2) What excites you about your work at the Energy Department?
Every day I am excited to think that I work with living organism that can be domesticated to produce biofuels and that one day, hopefully, we’ll be able to use this technology and commercialize it for the society. I found also very motivating to know that the Energy department mission is to address the energy, environmental and nuclear challenges of the nation through transformative science and technology solution. The national laboratories are directly involved in developing new technologies through basic research and applied sciences. They offer multiple ways and look at different aspects to research one particular problem, which makes it very compelling for a scientist.

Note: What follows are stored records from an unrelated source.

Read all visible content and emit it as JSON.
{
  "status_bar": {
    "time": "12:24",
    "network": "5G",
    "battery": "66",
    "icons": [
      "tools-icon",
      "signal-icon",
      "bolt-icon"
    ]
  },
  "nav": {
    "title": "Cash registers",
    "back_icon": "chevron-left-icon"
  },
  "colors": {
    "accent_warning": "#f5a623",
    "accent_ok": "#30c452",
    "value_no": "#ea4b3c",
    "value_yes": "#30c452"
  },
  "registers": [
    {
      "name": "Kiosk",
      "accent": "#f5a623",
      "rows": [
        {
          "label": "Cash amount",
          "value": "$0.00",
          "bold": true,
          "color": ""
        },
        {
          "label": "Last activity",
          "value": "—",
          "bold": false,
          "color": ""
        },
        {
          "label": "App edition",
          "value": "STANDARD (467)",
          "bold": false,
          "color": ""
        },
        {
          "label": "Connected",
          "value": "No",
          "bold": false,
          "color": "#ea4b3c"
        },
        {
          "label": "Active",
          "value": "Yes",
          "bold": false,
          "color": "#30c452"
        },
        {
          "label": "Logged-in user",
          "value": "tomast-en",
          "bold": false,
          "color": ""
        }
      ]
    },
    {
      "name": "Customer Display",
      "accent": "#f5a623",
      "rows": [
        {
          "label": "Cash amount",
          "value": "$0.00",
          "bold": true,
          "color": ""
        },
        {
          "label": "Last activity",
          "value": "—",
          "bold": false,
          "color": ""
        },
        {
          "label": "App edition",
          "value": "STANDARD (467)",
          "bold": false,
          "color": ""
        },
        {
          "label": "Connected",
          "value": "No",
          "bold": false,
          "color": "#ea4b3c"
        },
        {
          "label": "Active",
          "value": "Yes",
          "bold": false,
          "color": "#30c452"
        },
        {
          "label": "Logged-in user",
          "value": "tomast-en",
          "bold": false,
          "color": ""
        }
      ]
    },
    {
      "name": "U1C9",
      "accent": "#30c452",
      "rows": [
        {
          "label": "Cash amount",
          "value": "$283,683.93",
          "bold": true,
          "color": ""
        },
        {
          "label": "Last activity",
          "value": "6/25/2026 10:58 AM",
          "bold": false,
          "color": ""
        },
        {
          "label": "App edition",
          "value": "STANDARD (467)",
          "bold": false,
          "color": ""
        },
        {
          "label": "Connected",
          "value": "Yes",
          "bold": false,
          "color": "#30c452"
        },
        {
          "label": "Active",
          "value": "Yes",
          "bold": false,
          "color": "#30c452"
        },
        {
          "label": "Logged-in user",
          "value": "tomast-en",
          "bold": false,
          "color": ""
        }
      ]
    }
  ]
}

3) How can our country engage more women, girls, and other underrepresented groups in STEM?
Women need to be encouraged to follow scientific studies at a very young age. Fear of competition is usually an obstacle but if we encourage more young girls to do science they will feel more confident to follow this path. We also need to have more women mentoring young women. It’s not a linear path and you have to be strong enough to not give up sometimes but it’s all worth it when you reach your goals.
4) Do you have tips you'd recommend for someone looking to enter your field of work?
Find internships or any kind of programs linked to a laboratory and apply. Do not give up and look for mentors that will help you and support you throughout your career. I was lucky to always have great mentors around me from my studies up to my present career and that’s what allowed me to be where I am today. Follow your passion and be dedicated to your work. Enjoy team work and always look for original ideas, but at the end science should remain fun!
5) When you have free time, what are your hobbies?
I practice yoga and ski a lot. I am also very passionate about dancing and love ballet/dance shows.
Colorado is a great state where outdoors activities are king! The weather is usually amazing and allows us to enjoy the nature available all around us.